Instructions to follow
Whenever the word "icon" turns up in a line of the data below, copy that line.

(Dataset content begins)

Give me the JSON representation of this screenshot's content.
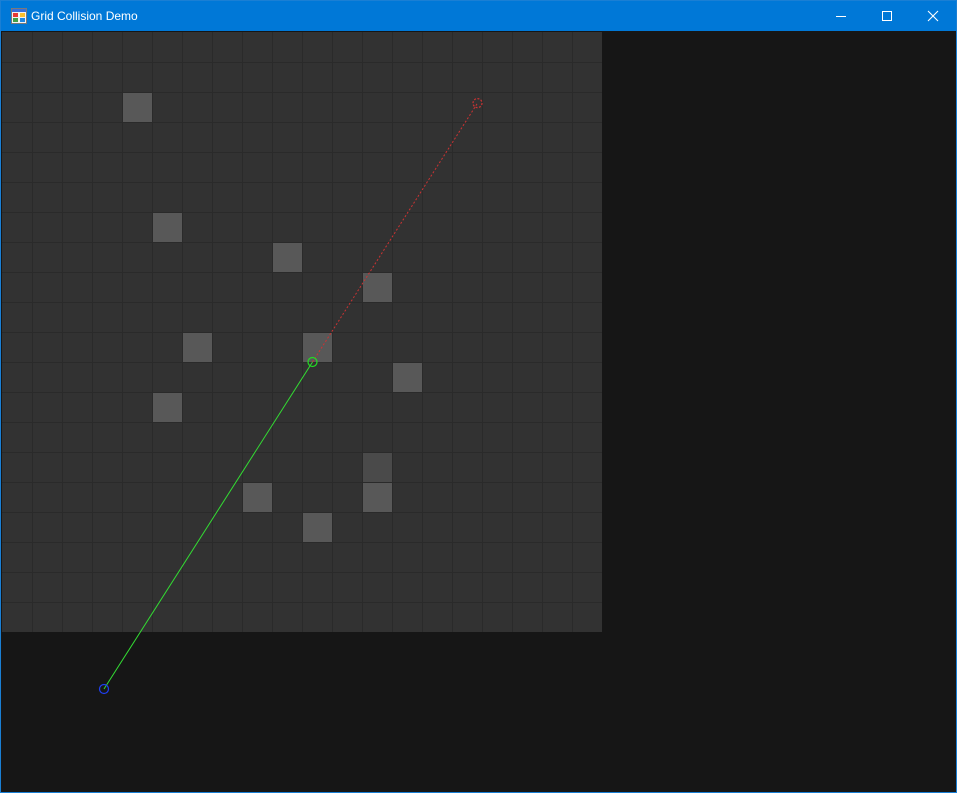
{
  "window": {
    "title": "Grid Collision Demo",
    "icon": "app-window-icon",
    "controls": [
      "minimize-icon",
      "maximize-icon",
      "close-icon"
    ],
    "titlebar_color": "#0078d7"
  },
  "scene": {
    "background_color": "#161616",
    "grid": {
      "rows": 20,
      "cols": 20,
      "cell_fill": "#323232",
      "line_color": "#2a2a2a",
      "blocked_fill": "#585858",
      "blocked_fill_dim": "#4a4a4a",
      "blocked_cells": [
        {
          "col": 4,
          "row": 2
        },
        {
          "col": 5,
          "row": 6
        },
        {
          "col": 9,
          "row": 7
        },
        {
          "col": 12,
          "row": 8
        },
        {
          "col": 6,
          "row": 10
        },
        {
          "col": 10,
          "row": 10
        },
        {
          "col": 13,
          "row": 11
        },
        {
          "col": 5,
          "row": 12
        },
        {
          "col": 12,
          "row": 14,
          "dim": true
        },
        {
          "col": 8,
          "row": 15
        },
        {
          "col": 12,
          "row": 15
        },
        {
          "col": 10,
          "row": 16
        }
      ]
    },
    "ray": {
      "start": {
        "x": 3.4,
        "y": 21.9
      },
      "hit": {
        "x": 10.35,
        "y": 11.0
      },
      "target": {
        "x": 15.85,
        "y": 2.37
      },
      "start_color": "#1f3ff0",
      "hit_color": "#22dd22",
      "clear_path_color": "#33dd33",
      "blocked_path_color": "#cc3333",
      "target_color": "#cc3333"
    }
  }
}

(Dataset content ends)

Final answer
    "icon": "app-window-icon",
      "minimize-icon",
      "maximize-icon",
      "close-icon"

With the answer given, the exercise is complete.